Although the records contain pictures, repeat only the text of every line exactly.

[Collected data entries]
Segment Open
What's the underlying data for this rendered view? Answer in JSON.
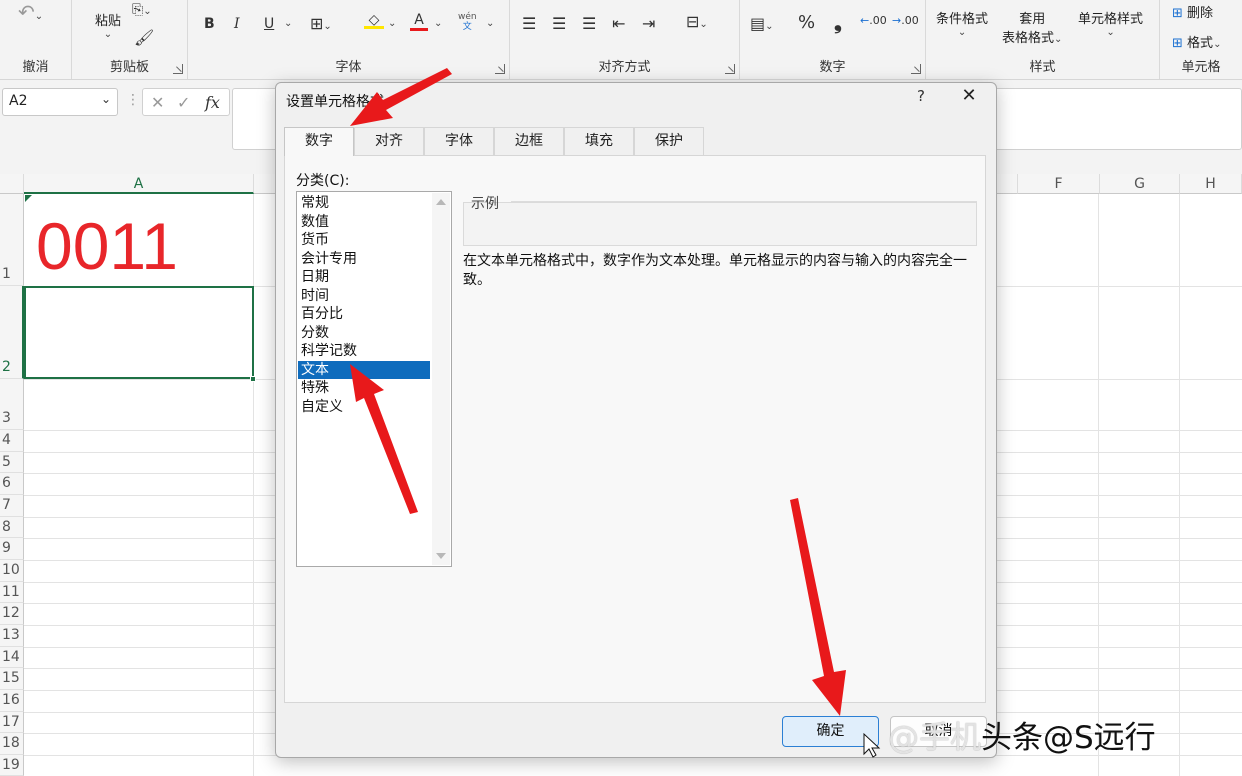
{
  "ribbon": {
    "groups": {
      "undo": "撤消",
      "clipboard": "剪贴板",
      "font": "字体",
      "alignment": "对齐方式",
      "number": "数字",
      "styles": "样式",
      "cells": "单元格"
    },
    "paste_label": "粘贴",
    "bold": "B",
    "italic": "I",
    "underline": "U",
    "font_color_letter": "A",
    "pinyin_top": "wén",
    "pinyin_bottom": "文",
    "percent": "%",
    "comma": "❟",
    "increase_decimal": ".00",
    "decrease_decimal": ".00",
    "conditional_format": "条件格式",
    "format_as_table_line1": "套用",
    "format_as_table_line2": "表格格式",
    "cell_styles": "单元格样式",
    "delete": "删除",
    "format": "格式"
  },
  "formula_bar": {
    "name_box": "A2",
    "cancel_symbol": "✕",
    "enter_symbol": "✓",
    "fx": "fx"
  },
  "grid": {
    "columns": [
      "A",
      "F",
      "G",
      "H"
    ],
    "rows": [
      "1",
      "2",
      "3",
      "4",
      "5",
      "6",
      "7",
      "8",
      "9",
      "10",
      "11",
      "12",
      "13",
      "14",
      "15",
      "16",
      "17",
      "18",
      "19"
    ],
    "cell_a1": "0011"
  },
  "dialog": {
    "title": "设置单元格格式",
    "help": "?",
    "close": "✕",
    "tabs": [
      "数字",
      "对齐",
      "字体",
      "边框",
      "填充",
      "保护"
    ],
    "category_label": "分类(C):",
    "categories": [
      "常规",
      "数值",
      "货币",
      "会计专用",
      "日期",
      "时间",
      "百分比",
      "分数",
      "科学记数",
      "文本",
      "特殊",
      "自定义"
    ],
    "selected_category": "文本",
    "sample_label": "示例",
    "description": "在文本单元格格式中，数字作为文本处理。单元格显示的内容与输入的内容完全一致。",
    "ok": "确定",
    "cancel": "取消"
  },
  "watermark": {
    "prefix": "@手机",
    "text": "头条@S远行"
  },
  "colors": {
    "accent_blue": "#0f6cbd",
    "excel_green": "#1e7145",
    "cell_text_red": "#e8262a",
    "annotation_red": "#e8191b"
  }
}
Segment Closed
| Finished task |
What's the underlying data for this rendered view? Answer in JSON.
{
  "ribbon": {
    "groups": {
      "undo": "撤消",
      "clipboard": "剪贴板",
      "font": "字体",
      "alignment": "对齐方式",
      "number": "数字",
      "styles": "样式",
      "cells": "单元格"
    },
    "paste_label": "粘贴",
    "bold": "B",
    "italic": "I",
    "underline": "U",
    "font_color_letter": "A",
    "pinyin_top": "wén",
    "pinyin_bottom": "文",
    "percent": "%",
    "comma": "❟",
    "increase_decimal": ".00",
    "decrease_decimal": ".00",
    "conditional_format": "条件格式",
    "format_as_table_line1": "套用",
    "format_as_table_line2": "表格格式",
    "cell_styles": "单元格样式",
    "delete": "删除",
    "format": "格式"
  },
  "formula_bar": {
    "name_box": "A2",
    "cancel_symbol": "✕",
    "enter_symbol": "✓",
    "fx": "fx"
  },
  "grid": {
    "columns": [
      "A",
      "F",
      "G",
      "H"
    ],
    "rows": [
      "1",
      "2",
      "3",
      "4",
      "5",
      "6",
      "7",
      "8",
      "9",
      "10",
      "11",
      "12",
      "13",
      "14",
      "15",
      "16",
      "17",
      "18",
      "19"
    ],
    "cell_a1": "0011"
  },
  "dialog": {
    "title": "设置单元格格式",
    "help": "?",
    "close": "✕",
    "tabs": [
      "数字",
      "对齐",
      "字体",
      "边框",
      "填充",
      "保护"
    ],
    "category_label": "分类(C):",
    "categories": [
      "常规",
      "数值",
      "货币",
      "会计专用",
      "日期",
      "时间",
      "百分比",
      "分数",
      "科学记数",
      "文本",
      "特殊",
      "自定义"
    ],
    "selected_category": "文本",
    "sample_label": "示例",
    "description": "在文本单元格格式中，数字作为文本处理。单元格显示的内容与输入的内容完全一致。",
    "ok": "确定",
    "cancel": "取消"
  },
  "watermark": {
    "prefix": "@手机",
    "text": "头条@S远行"
  },
  "colors": {
    "accent_blue": "#0f6cbd",
    "excel_green": "#1e7145",
    "cell_text_red": "#e8262a",
    "annotation_red": "#e8191b"
  }
}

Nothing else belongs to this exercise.